`2024-06-08T17:05:04.355`

## Literature

- [AMS08]
- P.-A.Â Absil, R.Â Mahony and R.Â Sepulchre.
*Optimization Algorithms on Matrix Manifolds*(Princeton University Press, 2008), available online at press.princeton.edu/chapters/absil/. - [Bac14]
- M.Â BaÄĂĄk.
*Computing medians and means in Hadamard spaces*. SIAMÂ JournalÂ onÂ Optimization**24**, 1542â1566 (2014), arXiv:1210.2145. - [Bou23]

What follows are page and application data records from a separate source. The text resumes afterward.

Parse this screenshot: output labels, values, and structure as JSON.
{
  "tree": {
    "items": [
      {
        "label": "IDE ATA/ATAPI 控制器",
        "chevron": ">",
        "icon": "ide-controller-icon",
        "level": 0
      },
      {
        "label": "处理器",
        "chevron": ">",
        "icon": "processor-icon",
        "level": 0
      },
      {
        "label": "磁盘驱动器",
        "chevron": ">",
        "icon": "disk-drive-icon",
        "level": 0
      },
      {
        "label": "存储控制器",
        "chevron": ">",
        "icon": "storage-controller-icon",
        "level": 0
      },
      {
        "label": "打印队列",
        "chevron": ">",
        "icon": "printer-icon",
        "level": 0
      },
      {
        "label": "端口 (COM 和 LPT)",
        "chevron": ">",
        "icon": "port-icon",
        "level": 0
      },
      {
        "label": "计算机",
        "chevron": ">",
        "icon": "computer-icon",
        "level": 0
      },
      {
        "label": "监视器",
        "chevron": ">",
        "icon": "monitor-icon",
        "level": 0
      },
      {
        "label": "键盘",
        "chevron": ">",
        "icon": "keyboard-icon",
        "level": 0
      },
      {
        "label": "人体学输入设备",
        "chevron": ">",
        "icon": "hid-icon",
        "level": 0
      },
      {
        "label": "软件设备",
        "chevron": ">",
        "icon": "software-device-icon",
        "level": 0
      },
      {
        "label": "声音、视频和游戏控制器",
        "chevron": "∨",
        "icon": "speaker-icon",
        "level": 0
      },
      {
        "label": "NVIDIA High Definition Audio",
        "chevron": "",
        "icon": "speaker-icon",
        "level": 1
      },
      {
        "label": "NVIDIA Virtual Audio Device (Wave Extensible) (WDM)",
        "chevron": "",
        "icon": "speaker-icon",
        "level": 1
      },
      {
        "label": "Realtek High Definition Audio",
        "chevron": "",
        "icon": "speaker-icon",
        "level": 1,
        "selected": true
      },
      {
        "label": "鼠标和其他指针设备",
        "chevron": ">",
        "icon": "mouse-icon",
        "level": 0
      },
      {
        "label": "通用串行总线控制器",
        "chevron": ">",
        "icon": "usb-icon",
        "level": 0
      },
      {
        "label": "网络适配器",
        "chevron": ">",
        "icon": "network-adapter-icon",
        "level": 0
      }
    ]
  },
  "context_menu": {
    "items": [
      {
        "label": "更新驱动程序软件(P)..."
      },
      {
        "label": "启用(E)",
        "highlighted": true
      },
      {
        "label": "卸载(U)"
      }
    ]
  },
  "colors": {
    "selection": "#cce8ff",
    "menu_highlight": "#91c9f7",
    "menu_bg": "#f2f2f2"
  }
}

- N.Â Boumal.
*An Introduction to Optimization on Smooth Manifolds*. FirstÂ Edition (Cambridge University Press, 2023). - [Car92]
- M.Â P.Â doÂ Carmo.
*Riemannian Geometry*.*Mathematics: Theory & Applications*(BirkhĂ¤user Boston, Inc., Boston, MA, 1992); p.Â xiv+300. - [Kar77]
- H.Â Karcher.
*Riemannian center of mass and mollifier smoothing*. CommunicationsÂ onÂ PureÂ andÂ AppliedÂ Mathematics**30**, 509â541 (1977).